*This is the second half of the post I began last week; please scroll back to catch up before continuing …
So on the tenth waterless day at our remote mountain cabin, I stopped at a neighbor’s house who’d kindly offered us the use of her shower while she was at work.
As I left her house, feeling quite clean and frisky, I took note that her narrow driveway was flanked with deep ditches on both sides, bordered by old rotting logs held in place by nasty looking rebar protruding about a foot.
Sort of like the deadly spikes Indiana Jones faced in the Temple of Doom.
I definitely did NOT want to hit one of those doom spikes with my tires so I carefully nosed my car down the very center of the dirt driveway.
But I misjudge the angle from the driveway onto the gravel road and took the turn a little too tightly. All at once, it felt like a tractor beam was pulling my car backward, even as I pressed harder on the accelerator to urge it forward. Gravel flew and I felt my back right tire sliding down, down, down.
Suddenly I was staring at blue sky. The front end of my car was jacked up in the air at an odd angle, the front left tire spinning several feet off the ground. I slammed my foot on the brake and thankfully, the car stopped sliding, precariously perched on a ledge.
I realized, with heart-stopping clarity, that if it slid one more foot, the car would very likely flip over. But every time I took my foot off the brake, the car skidded backward another few inches.
In a panic, grabbed my cell phone to call for help. No service. Aackkk! I laid on my horn for 30 straight seconds before realizing that this was the deep woods and nobody was close enough to hear me.
So I was on my own. Well, me and Papa God, to whom I began shooting a steady stream of rhino-in-the-road emergency prayer tweets:
“Oh, Lord! I’ve really done it this time!”
“Can You send an angel to grab the car?”
“Please don’t let me flip!”
“Help me, help me, help me, help me, help me, help me, help me …”
The car began slip-sliding again. I yanked the emergency brake. The car lurched nauseatingly but stopped. I sat there a full minute, holding my breath most of it, until I felt as if it was stabilized enough to risk easing my foot off the brake.
Sure enough, the car stayed put. In my mind’s eye, I could see that angel back there bracing himself against the mountain with one hand on my back bumper and one on the tire, keeping it from skidding that last little bit that would’ve catapulted the car over.
But now … how was I to get out? I couldn’t open the driver’s door against gravity with the front end of the car elevated like it was. I tried; it felt like pushing a boulder uphill. If I scooted over to the passenger door, it might be the straw that broke the camel’s back, the additional weight upsetting the fragile balance of the teetering car.
A still, small voice spoke to my heart: “Try your door again. I’ll help you.”
So I unbuckled my seatbelt, twisted around in my seat, placed my feet against the driver’s door, and shoved with all my might. It felt like it weighed a thousand pounds, but actually began opening little by little. It took a few tries, but I was finally able to squeeze through the narrow opening and drop to the ground.
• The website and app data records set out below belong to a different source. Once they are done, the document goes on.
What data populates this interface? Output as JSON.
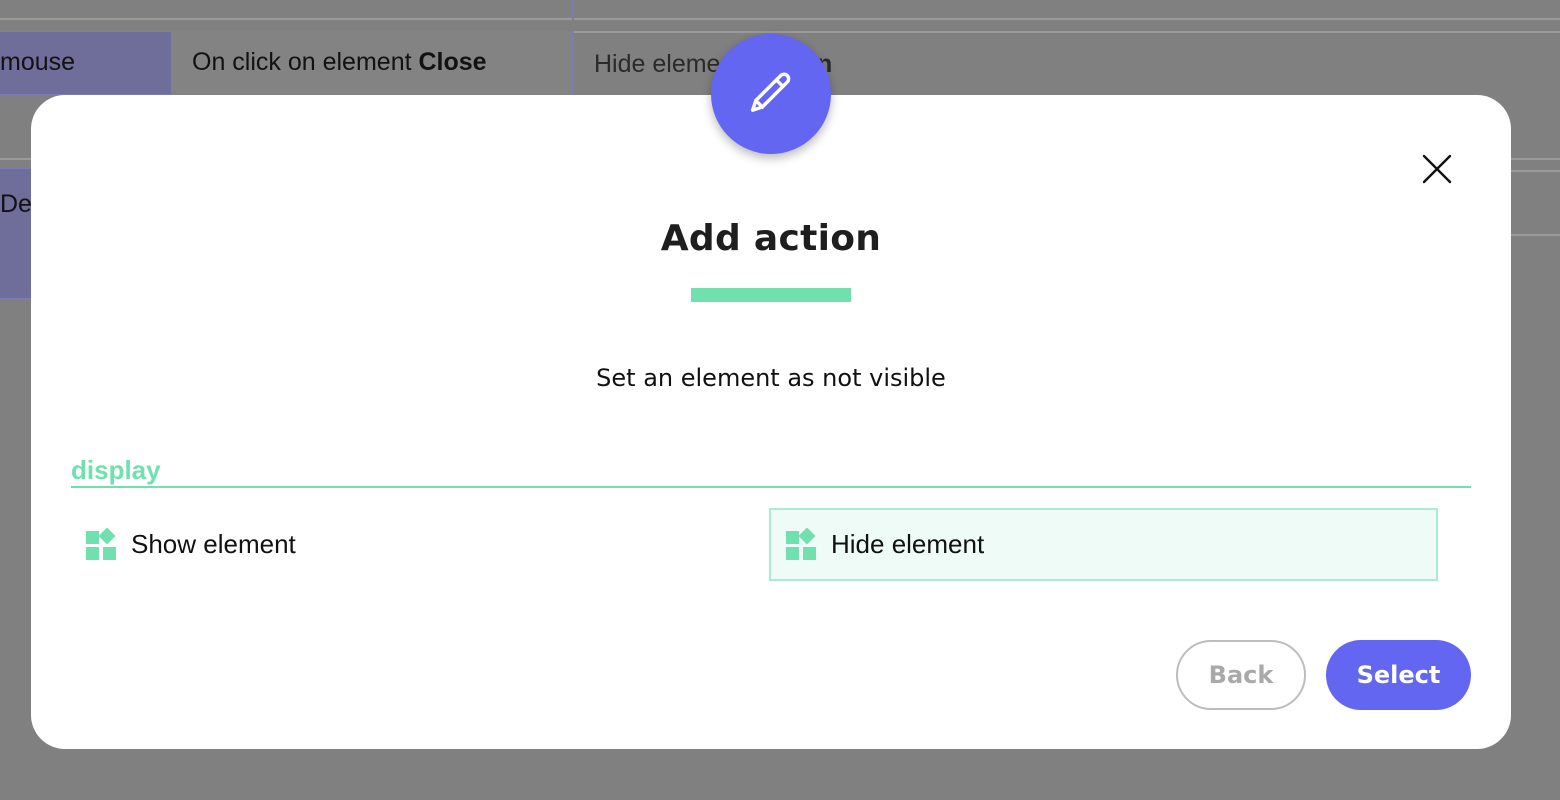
{
  "background": {
    "row1_trigger_prefix": "mouse",
    "row1_event_text": "On click on element ",
    "row1_event_bold": "Close",
    "row1_action_text": "Hide eleme",
    "row1_action_tail": "n",
    "row2_trigger_prefix": "Dev"
  },
  "modal": {
    "header_icon": "pencil-icon",
    "title": "Add action",
    "subtitle": "Set an element as not visible",
    "section_label": "display",
    "options": [
      {
        "label": "Show element",
        "icon": "widgets-icon",
        "selected": false
      },
      {
        "label": "Hide element",
        "icon": "widgets-icon",
        "selected": true
      }
    ],
    "back_label": "Back",
    "select_label": "Select"
  },
  "colors": {
    "accent": "#6366f1",
    "green": "#6fe0ae",
    "selected_bg": "#effbf6"
  }
}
I lit off down the dirt road toward our cabin, although I knew there was no way Chuck and I could pull our poor car out of the pit that help it captive. It looked like a pathetic half-way overturned turtle pawing the air with its helpless legs.
But when I got to the cabin, winded and sweaty, Papa God had a surprise waiting. One of the workmen – who would never have been there except for our confounded water pipe fiasco – had a four-wheel drive pickup and a chain.
With a little finesse and an extra measure of Papa God’s grace, he was able to rescue our car, miraculously unscathed. Not even a flat tire – I had somehow missed every single one of those doom spikes that seemed to be everywhere.
So Papa really did work all things together for good. I somehow didn’t mind being Laura Ingles after that, toting water from the well. Flushing toilets are completely overrated.